The promise God gives that those who hunger and thirst for righteousness will be filled. To be filled (χορτάζω; chortazō) means to be satisfied. This filling is a contentment, a fulfillment and a gratification in Christ that the world does not understand or want. In fact, the world hates individuals who possess this filling from the Lord.

“To hunger for righteousness is to yearn for God’s rule in our lives (Matt. 6:33). It is to have a thirst for God’s Word and for the company of the godly. In Scripture, righteousness has several aspects.

First, there is the personal righteousness, which we just stressed. This hunger leads us to uproot our sin by the power of the Holy Spirit and be-come more like Jesus.

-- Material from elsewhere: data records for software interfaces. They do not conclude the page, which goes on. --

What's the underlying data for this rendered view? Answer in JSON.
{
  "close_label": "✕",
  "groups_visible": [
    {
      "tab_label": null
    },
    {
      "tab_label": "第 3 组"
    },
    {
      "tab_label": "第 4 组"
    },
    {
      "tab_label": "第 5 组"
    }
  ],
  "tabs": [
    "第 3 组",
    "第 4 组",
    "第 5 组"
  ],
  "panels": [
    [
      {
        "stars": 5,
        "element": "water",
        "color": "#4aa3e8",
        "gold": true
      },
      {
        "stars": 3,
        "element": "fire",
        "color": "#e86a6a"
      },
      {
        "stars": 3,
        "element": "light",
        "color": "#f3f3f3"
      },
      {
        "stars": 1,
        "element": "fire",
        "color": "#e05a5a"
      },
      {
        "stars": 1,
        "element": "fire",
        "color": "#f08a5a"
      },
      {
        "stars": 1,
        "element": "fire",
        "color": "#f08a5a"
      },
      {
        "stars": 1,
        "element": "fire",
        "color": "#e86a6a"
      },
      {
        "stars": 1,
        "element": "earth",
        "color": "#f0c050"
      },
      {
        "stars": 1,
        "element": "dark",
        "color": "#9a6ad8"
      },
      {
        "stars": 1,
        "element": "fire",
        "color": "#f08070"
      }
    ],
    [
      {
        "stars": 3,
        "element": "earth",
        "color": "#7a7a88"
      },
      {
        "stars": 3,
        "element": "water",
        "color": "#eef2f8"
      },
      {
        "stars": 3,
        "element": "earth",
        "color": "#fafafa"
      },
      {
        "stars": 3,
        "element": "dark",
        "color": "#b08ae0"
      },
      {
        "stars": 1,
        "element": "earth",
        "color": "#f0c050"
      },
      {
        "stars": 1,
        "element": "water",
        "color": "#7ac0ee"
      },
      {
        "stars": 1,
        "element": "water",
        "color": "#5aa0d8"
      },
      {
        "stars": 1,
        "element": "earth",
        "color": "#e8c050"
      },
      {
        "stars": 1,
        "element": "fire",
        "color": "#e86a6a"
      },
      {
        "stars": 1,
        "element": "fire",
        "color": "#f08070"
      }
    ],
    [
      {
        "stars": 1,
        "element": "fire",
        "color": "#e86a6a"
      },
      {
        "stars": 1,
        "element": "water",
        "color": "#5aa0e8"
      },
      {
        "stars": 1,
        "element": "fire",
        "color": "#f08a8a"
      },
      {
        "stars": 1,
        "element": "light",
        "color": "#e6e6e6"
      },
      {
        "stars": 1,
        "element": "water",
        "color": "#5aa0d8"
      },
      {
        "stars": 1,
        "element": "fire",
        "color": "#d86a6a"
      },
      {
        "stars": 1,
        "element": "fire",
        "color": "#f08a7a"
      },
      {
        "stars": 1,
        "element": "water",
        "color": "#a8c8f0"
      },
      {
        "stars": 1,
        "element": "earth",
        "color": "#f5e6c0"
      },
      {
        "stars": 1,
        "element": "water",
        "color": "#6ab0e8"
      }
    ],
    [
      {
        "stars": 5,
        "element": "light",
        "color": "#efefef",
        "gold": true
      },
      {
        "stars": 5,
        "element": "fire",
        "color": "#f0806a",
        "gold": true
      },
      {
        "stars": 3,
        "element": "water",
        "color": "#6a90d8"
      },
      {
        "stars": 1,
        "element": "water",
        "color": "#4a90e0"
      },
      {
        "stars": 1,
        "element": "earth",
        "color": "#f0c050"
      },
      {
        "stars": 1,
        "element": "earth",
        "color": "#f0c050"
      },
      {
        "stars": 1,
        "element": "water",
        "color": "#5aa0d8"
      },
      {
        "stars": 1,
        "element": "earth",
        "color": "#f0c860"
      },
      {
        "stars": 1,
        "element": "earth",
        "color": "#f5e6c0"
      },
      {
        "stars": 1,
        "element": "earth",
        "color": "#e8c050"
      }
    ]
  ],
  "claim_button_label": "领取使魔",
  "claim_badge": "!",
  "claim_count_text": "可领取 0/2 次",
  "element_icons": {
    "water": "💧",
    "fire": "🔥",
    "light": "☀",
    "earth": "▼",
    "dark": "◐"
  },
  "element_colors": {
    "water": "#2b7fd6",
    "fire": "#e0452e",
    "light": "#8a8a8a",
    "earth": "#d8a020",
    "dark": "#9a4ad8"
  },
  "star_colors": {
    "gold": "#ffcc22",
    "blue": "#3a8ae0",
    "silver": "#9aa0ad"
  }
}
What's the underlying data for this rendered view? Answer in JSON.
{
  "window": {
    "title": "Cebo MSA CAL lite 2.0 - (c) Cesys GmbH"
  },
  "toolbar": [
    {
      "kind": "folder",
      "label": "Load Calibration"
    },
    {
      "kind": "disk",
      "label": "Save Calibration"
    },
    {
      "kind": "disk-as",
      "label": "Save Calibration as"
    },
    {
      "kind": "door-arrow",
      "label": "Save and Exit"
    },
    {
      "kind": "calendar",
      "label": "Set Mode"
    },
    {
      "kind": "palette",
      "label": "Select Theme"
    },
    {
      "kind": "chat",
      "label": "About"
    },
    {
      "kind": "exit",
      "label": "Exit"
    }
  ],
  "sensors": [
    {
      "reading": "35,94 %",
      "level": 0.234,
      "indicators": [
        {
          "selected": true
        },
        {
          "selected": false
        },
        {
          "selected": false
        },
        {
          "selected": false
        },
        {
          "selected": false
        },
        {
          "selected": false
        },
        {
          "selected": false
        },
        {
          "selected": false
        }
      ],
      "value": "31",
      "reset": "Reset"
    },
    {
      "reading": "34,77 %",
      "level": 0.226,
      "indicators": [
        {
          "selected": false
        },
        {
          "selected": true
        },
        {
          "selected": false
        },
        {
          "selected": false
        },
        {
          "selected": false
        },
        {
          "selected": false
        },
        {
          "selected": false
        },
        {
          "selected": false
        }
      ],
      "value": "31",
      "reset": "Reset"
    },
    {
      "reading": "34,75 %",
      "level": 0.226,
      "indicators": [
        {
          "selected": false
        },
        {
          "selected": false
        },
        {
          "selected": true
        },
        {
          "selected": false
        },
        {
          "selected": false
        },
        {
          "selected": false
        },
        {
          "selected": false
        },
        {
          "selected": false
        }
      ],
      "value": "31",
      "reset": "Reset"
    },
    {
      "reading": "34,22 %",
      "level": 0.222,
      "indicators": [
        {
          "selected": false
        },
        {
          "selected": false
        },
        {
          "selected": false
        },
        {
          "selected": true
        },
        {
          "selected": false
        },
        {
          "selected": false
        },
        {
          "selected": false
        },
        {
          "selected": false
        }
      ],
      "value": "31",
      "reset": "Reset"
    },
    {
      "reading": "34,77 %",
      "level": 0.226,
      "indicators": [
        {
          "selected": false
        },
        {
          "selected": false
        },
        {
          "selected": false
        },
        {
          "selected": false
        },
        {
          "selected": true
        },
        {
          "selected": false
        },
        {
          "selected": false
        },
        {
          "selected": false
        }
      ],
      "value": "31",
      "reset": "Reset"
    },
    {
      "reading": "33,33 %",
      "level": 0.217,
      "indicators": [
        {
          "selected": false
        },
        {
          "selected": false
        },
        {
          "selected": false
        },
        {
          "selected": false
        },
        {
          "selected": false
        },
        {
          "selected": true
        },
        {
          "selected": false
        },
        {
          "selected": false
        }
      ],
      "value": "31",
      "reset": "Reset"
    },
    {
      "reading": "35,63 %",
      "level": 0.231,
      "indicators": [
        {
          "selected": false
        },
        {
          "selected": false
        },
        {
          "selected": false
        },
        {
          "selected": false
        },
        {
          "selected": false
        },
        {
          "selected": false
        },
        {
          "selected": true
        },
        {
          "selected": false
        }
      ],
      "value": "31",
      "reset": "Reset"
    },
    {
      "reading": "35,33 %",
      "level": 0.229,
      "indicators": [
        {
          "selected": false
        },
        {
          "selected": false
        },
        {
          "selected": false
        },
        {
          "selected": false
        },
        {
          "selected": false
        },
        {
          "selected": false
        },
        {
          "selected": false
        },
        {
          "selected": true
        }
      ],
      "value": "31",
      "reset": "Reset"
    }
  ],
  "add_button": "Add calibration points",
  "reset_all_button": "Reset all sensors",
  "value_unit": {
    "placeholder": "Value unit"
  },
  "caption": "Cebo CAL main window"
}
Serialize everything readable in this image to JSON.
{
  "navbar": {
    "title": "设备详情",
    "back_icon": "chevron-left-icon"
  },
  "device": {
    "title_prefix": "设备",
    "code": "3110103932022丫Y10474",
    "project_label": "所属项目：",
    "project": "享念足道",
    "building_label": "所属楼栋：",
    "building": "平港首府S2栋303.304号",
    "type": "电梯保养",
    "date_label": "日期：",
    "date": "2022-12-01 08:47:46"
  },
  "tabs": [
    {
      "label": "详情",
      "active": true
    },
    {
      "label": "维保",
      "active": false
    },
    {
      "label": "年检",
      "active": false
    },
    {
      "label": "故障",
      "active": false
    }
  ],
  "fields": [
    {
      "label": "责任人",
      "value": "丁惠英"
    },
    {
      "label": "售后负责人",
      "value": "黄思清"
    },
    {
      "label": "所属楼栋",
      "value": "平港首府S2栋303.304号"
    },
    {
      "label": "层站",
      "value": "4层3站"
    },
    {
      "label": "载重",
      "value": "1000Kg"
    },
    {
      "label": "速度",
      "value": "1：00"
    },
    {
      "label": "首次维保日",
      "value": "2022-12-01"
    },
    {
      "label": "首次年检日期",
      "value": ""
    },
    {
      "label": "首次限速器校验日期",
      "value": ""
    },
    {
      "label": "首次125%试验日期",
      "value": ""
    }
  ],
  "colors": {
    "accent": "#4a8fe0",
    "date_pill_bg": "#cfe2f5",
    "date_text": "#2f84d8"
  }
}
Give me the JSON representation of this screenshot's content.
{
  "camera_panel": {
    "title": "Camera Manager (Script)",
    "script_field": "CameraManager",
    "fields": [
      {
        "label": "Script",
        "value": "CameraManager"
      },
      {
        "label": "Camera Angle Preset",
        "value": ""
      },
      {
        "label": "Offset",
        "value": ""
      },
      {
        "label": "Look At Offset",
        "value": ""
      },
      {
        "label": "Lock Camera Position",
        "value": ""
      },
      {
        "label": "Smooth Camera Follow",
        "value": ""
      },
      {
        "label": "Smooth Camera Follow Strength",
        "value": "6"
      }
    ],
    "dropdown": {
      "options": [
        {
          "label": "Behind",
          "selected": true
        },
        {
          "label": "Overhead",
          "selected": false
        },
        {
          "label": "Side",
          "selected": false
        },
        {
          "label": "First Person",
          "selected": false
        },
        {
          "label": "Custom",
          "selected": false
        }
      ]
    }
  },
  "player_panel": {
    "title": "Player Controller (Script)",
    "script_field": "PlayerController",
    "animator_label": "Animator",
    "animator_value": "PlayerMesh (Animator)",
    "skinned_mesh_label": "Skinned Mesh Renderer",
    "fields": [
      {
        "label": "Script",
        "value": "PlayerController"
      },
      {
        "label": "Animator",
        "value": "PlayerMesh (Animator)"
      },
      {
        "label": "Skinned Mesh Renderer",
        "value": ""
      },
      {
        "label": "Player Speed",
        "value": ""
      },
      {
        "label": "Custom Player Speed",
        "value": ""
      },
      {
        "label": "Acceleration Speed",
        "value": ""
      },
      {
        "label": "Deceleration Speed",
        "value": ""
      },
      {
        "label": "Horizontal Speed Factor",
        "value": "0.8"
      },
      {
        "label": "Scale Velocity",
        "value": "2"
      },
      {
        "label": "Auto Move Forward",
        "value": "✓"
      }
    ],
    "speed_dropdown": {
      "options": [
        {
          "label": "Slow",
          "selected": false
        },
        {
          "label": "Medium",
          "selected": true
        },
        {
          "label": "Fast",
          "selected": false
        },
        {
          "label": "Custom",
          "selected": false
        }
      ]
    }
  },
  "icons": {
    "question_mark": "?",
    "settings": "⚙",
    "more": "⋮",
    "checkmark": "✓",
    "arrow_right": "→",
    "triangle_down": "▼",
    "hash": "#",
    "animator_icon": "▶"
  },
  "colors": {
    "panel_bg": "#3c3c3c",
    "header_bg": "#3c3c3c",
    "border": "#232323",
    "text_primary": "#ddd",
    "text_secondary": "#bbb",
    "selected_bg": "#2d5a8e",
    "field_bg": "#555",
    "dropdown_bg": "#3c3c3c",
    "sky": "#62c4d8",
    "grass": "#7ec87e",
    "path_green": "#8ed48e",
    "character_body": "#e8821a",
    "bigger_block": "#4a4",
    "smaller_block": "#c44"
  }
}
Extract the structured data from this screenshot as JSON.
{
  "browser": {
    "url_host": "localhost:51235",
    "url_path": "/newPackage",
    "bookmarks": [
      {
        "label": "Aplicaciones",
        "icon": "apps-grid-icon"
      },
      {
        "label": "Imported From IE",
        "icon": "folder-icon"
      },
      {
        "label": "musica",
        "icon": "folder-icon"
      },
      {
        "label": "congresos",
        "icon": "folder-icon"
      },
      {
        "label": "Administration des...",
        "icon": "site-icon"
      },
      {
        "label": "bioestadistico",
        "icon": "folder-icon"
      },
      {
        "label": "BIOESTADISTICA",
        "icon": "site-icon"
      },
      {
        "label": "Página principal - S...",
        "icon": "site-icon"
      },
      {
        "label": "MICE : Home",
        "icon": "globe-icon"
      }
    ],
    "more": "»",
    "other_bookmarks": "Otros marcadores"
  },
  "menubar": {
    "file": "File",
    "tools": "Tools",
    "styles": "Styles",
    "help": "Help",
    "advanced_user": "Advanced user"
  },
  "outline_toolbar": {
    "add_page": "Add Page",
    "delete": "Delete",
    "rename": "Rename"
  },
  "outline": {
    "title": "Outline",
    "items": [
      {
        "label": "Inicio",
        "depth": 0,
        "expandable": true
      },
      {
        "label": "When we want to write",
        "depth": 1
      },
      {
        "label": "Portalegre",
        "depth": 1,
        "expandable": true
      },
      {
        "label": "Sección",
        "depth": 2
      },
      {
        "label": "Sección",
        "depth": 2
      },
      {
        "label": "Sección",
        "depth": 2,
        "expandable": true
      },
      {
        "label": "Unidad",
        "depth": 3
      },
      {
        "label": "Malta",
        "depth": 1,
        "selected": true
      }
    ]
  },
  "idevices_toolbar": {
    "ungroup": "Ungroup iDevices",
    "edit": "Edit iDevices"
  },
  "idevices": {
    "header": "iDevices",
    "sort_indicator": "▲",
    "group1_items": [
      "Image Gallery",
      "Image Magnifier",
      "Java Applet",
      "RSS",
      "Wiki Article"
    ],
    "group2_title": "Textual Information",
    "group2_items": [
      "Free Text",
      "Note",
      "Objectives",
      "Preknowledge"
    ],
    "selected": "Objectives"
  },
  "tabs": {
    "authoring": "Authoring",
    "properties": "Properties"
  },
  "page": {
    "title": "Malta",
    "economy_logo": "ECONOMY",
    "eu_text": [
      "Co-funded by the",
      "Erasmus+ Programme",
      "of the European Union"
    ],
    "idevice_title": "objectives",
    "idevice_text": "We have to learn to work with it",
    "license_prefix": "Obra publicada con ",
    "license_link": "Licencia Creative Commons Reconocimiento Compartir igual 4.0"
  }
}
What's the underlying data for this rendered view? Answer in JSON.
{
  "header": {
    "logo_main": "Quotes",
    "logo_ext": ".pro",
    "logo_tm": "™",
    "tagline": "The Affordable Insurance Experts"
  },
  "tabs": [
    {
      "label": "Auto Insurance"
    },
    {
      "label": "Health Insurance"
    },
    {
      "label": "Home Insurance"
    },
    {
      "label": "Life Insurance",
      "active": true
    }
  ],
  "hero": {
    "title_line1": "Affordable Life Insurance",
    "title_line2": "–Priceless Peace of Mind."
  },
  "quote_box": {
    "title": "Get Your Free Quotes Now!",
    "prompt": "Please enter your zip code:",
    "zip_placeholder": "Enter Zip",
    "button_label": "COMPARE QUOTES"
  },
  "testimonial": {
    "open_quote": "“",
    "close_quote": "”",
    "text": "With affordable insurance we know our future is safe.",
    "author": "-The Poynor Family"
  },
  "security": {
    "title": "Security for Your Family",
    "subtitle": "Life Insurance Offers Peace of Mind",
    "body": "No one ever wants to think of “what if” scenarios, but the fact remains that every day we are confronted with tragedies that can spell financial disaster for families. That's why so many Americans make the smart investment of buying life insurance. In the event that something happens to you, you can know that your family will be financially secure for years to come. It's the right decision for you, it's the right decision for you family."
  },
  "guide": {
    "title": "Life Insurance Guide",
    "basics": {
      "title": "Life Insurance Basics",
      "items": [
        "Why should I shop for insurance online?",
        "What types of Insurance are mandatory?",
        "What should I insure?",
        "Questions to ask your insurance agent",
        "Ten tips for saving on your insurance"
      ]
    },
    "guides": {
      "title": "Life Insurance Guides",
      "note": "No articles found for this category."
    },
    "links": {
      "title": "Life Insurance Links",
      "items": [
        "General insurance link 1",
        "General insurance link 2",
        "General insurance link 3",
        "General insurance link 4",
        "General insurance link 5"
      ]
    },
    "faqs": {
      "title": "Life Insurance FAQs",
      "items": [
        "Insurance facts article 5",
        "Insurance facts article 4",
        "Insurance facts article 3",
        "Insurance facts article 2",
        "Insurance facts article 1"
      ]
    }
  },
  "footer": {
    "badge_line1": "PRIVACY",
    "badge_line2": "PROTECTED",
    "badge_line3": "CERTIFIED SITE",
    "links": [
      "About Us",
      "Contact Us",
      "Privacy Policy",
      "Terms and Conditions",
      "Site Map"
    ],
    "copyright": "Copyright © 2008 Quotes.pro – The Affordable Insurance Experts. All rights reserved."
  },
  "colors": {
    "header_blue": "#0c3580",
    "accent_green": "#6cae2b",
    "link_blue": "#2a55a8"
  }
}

This is sanctification,” explains commentator Daniel Doriani.

“But since our quest for righteousness always falls short, we think next of the righteousness of Christ, bestowed when we believe in Him. This is justification. Justification confers legal righteousness, so believers can stand before God the Judge on the last day. Justification wipes away all sin and guilt, whatever our level of sanctification.”

“Third, disciples long for social righteousness, for God’s cleansing of society. Hunger for righteousness leads disciples to promote God’s cause in business, education, politics, and more. Further, we look to the day of Jesus’ return, when He will set creation right, Satan will be overthrown, and God’s righteousness will cover the earth,” concludes Doriani.

Have you encountered this filling from God that completely satisfies your spiritual hunger and thirst? Such filling is found solely in Christ.

Soli deo Gloria!

The Gospel of Matthew: The Meek.

Blessed are the meek, for they shall inherit the earth.” (Matthew 5:5 ESV)

Jesus continued to proclaim the Lord’s blessings to the disciples who followed Him (Matt. 5:1-2). He preached about who God would bless and why. Jesus previously declared blessing on the poor in spirit and those who mourn. In today’s text, He addresses those who are meek.

To be meek (πραΰς; praus) means to be gentle and humble. Meekness is not weakness. It is the opposite of being out of control: physically, intellectually, emotionally and volitionally.

“The word is best understood as “gentleness,” or a refusal to take control by brute force or manipulation. Meekness, from a Christian perspective, is about faith. It is about trusting God to win the battle in the end instead of going to extremes to win the battle on our own terms. The concept is often referred to as “strength under control,” rather than “strength seeking control,” explains one commentator.

To inherit (κληρονομέω klēronomeō) means to obtain or receive by inheritance. This idea is taken from Psalm 37:11.

“The idea of gaining the world, whether as individuals or as a nation, is as old as human history, and the spirit of the builders of the tower of Babel reverberates through all such efforts: “Let us build ourselves a city and a tower with its top in the heavens and let us make a name for ourselves” (Gen. 11:4). This seems to be the goal of fallen humanity, both individually and collectively: to make a name for ourselves through accumulation, accomplishment, or through expanding our borders. And when these things are the defining pursuits of a person or a people, the defining character of that person or people will lean in the direction of avarice and arrogance,” explains Pastor Ken Jones.

“So in looking at Matthew 5:5, we note that this verse is connected to texts such as Psalm 37, where the ruthless ambition of evildoers to gain the things of the world is contrasted against the righteous who commit their way to the Lord and trust in Him (Ps. 37:5). In verses 9–10, we are told that the evildoers will be cut off. Moreover, the earth will not be earned but will rather be inherited (vv. 9, 11, 22, and 34). And here’s the kicker: the ones who will gain the earth by inheritance are the meek.”

Meekness is foreign to our fallen, sinful condition. It is rather a fruit of the Holy Spirit (Gal. 5:23). It is a result of justification by grace alone, through faith alone, in the person and work of Jesus Christ alone.

“So, the blessing of this beatitude is that those who look to Christ in faith will inherit the earth because they have been credited with His meekness and have been given the gift of the Spirit, who connects us to Christ and conforms us to His likeness,” concludes Pastor Jones.

Soli deo Gloria!